A Distinguished History
The original house was built in 1607 for Sir Walter Cope, James I’s Chancellor, whose heiress married Sir Henry Rich, later Earl of Holland. Rich built the magnificent stables (since largely rebuilt, with a splendid modern sequence of murals depicting a garden party held in the 1870s by the then Earl of Ilchester) and the coach house, west of Holland House, beyond which is the Dutch Garden with its intricate beds of triangles and rectangles. The back wall now forms part of the Belvedere restaurant, and past the toddlers ’play area is the Orangery and the rose garden.
In front of the line of brick arches, formerly part of the old stable block, now a hard surfaces area with benches, was where the 3rd Lady Holland raised some of the first dahlias to be grown in England, in the early 1800s.
By 1860, when the 4th and last Lord Holland died, his widow came into increasing financial difficulties and Holland Park only now survives because in 1874 Henry Edward Fox-Strangways, 5th Earl of Ilchester and a descendant of the 1st Lord Holland, agreed to take the mortgaged estate in return for allowing the dowager Duchess to live at Holland House for the rest of her life. The 5th Earl added a water and rock garden in the 1890s and a Japanese garden (to the north of the Dutch garden), which, fifty years after the WW2 bombing, was re-created with Anglo-Japanese funding.
An Admirable Present
During WW2 the house was bombed and destroyed by fire. Afterwards the remains of one wing were repaired. With new buildings designed by Sir Hugh Casson and Neville Condor, this now forms the King George VI Memorial Youth Hostel, officially opened by HM the Queen in 1959. With 10 rooms and 200 beds, it serves 50,000 hostellers a year, mainly in groups.
The public gardens, including the Dutch Garden and the Japanese Garden, lie mainly to the west of the house, though they extend south of the surviving garden front, with the famous Inigo Jones gates.
The special part of the garden, which takes part in Open Garden Squares Weekend, lies within the grounds of the youth hostel on the east side and is normally only visible through the perimeter gates. From here you can gain the best idea of the original architecture of Holland House, with its arcading and Dutch gables. There is a large well-stocked pond, visited by mallards, moorhens, herons and peacocks.
Open Garden Squares Weekend
Holland House Garden will be open to Open Garden Squares Weekend visitors on Sunday 9th June 2013 from 10am to 5pm. Tea and coffee will be available - and a barbecue if the weather permits.

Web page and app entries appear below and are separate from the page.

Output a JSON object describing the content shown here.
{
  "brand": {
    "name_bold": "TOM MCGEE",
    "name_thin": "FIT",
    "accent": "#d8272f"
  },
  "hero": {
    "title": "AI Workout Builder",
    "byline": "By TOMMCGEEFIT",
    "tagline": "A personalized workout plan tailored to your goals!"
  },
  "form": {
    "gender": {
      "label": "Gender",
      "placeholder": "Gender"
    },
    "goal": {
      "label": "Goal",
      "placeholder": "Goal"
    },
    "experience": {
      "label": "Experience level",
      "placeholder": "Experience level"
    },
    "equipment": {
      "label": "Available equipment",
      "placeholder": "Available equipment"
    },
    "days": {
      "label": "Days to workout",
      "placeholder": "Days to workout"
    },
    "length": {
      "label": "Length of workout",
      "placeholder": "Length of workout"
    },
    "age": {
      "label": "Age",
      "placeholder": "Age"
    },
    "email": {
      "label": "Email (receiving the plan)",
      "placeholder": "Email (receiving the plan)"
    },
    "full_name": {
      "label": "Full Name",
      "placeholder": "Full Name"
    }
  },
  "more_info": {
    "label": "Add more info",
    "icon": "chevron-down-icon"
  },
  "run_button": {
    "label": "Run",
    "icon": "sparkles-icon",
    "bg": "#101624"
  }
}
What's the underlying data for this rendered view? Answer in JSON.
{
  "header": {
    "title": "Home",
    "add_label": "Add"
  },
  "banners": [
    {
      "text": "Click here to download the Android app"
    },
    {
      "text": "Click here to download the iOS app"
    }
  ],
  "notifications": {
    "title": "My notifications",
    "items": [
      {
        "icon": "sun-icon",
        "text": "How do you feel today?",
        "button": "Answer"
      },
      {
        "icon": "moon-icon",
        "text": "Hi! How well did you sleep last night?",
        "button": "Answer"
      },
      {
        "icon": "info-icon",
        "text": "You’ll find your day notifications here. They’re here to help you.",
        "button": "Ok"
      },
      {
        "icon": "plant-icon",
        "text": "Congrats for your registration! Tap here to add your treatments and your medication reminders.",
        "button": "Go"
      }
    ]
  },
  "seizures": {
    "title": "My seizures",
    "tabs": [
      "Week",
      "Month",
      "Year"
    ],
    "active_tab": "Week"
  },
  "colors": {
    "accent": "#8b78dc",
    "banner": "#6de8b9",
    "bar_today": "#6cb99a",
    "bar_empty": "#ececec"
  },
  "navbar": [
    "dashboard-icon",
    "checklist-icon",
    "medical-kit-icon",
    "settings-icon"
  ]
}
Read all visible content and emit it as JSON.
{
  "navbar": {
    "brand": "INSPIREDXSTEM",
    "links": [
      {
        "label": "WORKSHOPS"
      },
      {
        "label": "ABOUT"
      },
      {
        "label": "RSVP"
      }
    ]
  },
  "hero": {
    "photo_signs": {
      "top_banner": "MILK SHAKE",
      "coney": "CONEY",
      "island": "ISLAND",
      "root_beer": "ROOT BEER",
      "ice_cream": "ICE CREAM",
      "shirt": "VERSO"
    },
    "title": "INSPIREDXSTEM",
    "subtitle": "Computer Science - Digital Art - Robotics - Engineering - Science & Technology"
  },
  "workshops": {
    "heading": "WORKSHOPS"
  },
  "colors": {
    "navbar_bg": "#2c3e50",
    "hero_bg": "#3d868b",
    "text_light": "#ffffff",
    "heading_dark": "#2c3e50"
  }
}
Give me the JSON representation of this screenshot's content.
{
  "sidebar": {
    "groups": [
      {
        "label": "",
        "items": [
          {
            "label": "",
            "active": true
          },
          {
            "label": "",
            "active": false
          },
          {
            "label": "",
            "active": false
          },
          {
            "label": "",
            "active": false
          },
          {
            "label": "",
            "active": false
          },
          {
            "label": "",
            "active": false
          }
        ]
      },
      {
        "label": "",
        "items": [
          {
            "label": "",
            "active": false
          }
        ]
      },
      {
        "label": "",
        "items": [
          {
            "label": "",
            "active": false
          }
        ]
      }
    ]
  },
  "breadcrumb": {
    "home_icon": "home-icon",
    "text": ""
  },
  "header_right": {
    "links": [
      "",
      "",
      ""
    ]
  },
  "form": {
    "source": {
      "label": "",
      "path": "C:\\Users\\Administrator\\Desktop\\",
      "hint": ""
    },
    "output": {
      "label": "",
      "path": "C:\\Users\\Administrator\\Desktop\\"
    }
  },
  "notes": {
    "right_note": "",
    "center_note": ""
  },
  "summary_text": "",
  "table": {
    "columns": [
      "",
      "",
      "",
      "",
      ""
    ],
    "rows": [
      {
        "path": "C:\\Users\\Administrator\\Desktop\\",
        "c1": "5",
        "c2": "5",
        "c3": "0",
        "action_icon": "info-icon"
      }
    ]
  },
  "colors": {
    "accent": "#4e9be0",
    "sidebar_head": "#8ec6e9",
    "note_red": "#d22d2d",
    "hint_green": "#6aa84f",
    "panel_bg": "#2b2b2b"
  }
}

The garden is a convenient one to visit between gardens to the south of Kensington, such as Edwardes Square, and those to the north, such as Ladbroke Square.